The feelings surrounding Danish champions Midtjylland and Premier League giants Manchester United ahead of Thursday’s Europa League Round of 32 first leg in Denmark could not be more different. For the hosts, regardless of the result, it will be an occasion to remember. Undoubtedly it will be the biggest match in their short history, welcoming one of the world’s most renowned clubs to their 11,800-capacity MCH Arena in what is their deepest run ever in European competition. For Manchester United, however, the match in Europe’s secondary competition will bring with it an ample dose of regret that they are not instead competing this week for a place in the Champions League quarterfinals.

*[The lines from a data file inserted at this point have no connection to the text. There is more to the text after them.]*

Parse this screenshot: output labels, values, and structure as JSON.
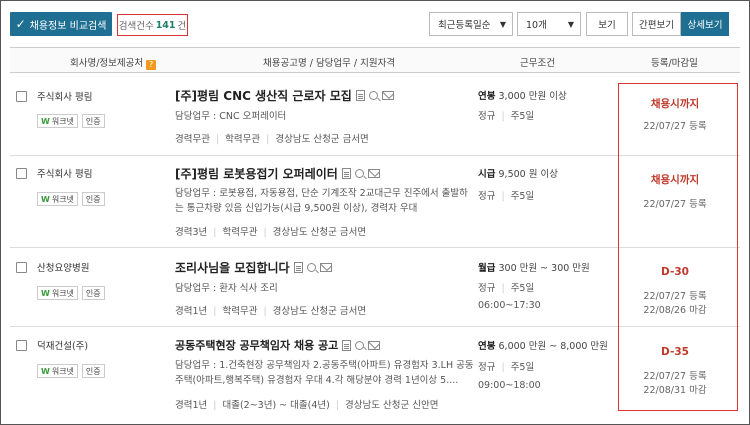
{
  "toolbar": {
    "compare_label": "채용정보 비교검색",
    "count_prefix": "검색건수",
    "count_value": "141",
    "count_suffix": "건",
    "sort_selected": "최근등록일순",
    "size_selected": "10개",
    "view_label": "보기",
    "simple_view_label": "간편보기",
    "detail_view_label": "상세보기",
    "accent_color": "#1f6f92"
  },
  "header": {
    "company": "회사명/정보제공처",
    "title": "채용공고명 / 담당업무 / 지원자격",
    "conditions": "근무조건",
    "dates": "등록/마감일"
  },
  "rows": [
    {
      "company": "주식회사 평림",
      "badge_source": "워크넷",
      "badge_cert": "인증",
      "title": "[주]평림 CNC 생산직 근로자 모집",
      "duty": "담당업무 : CNC 오퍼레이터",
      "career": "경력무관",
      "education": "학력무관",
      "location": "경상남도 산청군 금서면",
      "pay_type": "연봉",
      "pay_amount": "3,000 만원 이상",
      "employment": "정규",
      "workdays": "주5일",
      "hours": "",
      "deadline": "채용시까지",
      "registered": "22/07/27 등록",
      "closing": ""
    },
    {
      "company": "주식회사 평림",
      "badge_source": "워크넷",
      "badge_cert": "인증",
      "title": "[주]평림 로봇용접기 오퍼레이터",
      "duty": "담당업무 : 로봇용접, 자동용접, 단순 기계조작 2교대근무 진주에서 출발하는 통근차량 있음 신입가능(시급 9,500원 이상), 경력자 우대",
      "career": "경력3년",
      "education": "학력무관",
      "location": "경상남도 산청군 금서면",
      "pay_type": "시급",
      "pay_amount": "9,500 원 이상",
      "employment": "정규",
      "workdays": "주5일",
      "hours": "",
      "deadline": "채용시까지",
      "registered": "22/07/27 등록",
      "closing": ""
    },
    {
      "company": "산청요양병원",
      "badge_source": "워크넷",
      "badge_cert": "인증",
      "title": "조리사님을 모집합니다",
      "duty": "담당업무 : 환자 식사 조리",
      "career": "경력1년",
      "education": "학력무관",
      "location": "경상남도 산청군 금서면",
      "pay_type": "월급",
      "pay_amount": "300 만원 ~ 300 만원",
      "employment": "정규",
      "workdays": "주5일",
      "hours": "06:00~17:30",
      "deadline": "D-30",
      "registered": "22/07/27 등록",
      "closing": "22/08/26 마감"
    },
    {
      "company": "덕재건설(주)",
      "badge_source": "워크넷",
      "badge_cert": "인증",
      "title": "공동주택현장 공무책임자 채용 공고",
      "duty": "담당업무 : 1.건축현장 공무책임자 2.공동주택(아파트) 유경험자 3.LH 공동주택(아파트,행복주택) 유경험자 우대 4.각 해당분야 경력 1년이상 5....",
      "career": "경력1년",
      "education": "대졸(2~3년) ~ 대졸(4년)",
      "location": "경상남도 산청군 신안면",
      "pay_type": "연봉",
      "pay_amount": "6,000 만원 ~ 8,000 만원",
      "employment": "정규",
      "workdays": "주5일",
      "hours": "09:00~18:00",
      "deadline": "D-35",
      "registered": "22/07/27 등록",
      "closing": "22/08/31 마감"
    }
  ]
}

After being beaten to a place in the Champions League knockout phase by Wolfsburg and PSV Eindhoven, Manchester United will make just their second appearance in the Europa League, or UEFA Cup, in 20 years. Yet, while nobody at Old Trafford will be thrilled to be in the competition, it could now be one of vital importance to the club and manager Louis van Gaal. Struggling in fifth place in the Premier League, six points adrift of fourth place, it represents an extra avenue to earn a place in next season’s Champions League.
“I think it is difficult to win,” Van Gaal said in Denmark. “Because there are also very good European teams in the League and we are in the last-32, so we need to win a lot of rounds still. But it is a way to come into the Champions League also, so it is a fantastic aim for us to win this cup, because also Manchester United never has won this cup.”
If Manchester United’s mood was already low at the prospect of slugging it out in the Europa League, it will not have been helped by a rash of injuries. With Matteo Darmian having dislocated his shoulder in a defeat at Sunderland on Saturday and fellow full-back Cameron Borthwick-Jackson also joining the long list of absentees with illness, the problems were already severe. And just ahead of the match with Midtjylland they have been exacerbated by a knee injury to captain Wayne Rooney that is set to keep the forward on the sidelines for six weeks. In all, United have 13 players unable to make the trip to Denmark. It could mean youngsters Donald Love and Will Keane having significant involvement.
None of that will dampen Midtjylland’s enthusiasm heading into the contest. The club only formed in 1999 following a merger between two sides from the Central Jutland region of Denmark, Ikast and Herning Fremad. They gained promotion to the Danish Superliga the following year and immediately qualified for Europe.
Their big breakthrough, though, came last season when winning the Danish championship for the first time. And they have now broken new ground in Europe, having finished second behind Napoli in the Europa League group stage and edging out a Club Brugge side that were brushed aside by Manchester United in this season’s Champions League playoff.
That progress represents a significant achievement for manager Jess Thorup, who only took over last summer after the man who led the club to the title, Glenn Riddersholm, stepped down. Thorup made the move after a spell in charge of Denmark’s Under-21 side, where he marshalled talent such as Midtjylland’s highly touted midfielder Pione Sisto.
Kickoff time: 1 p.m. EST
TV channel: Fox Sports 2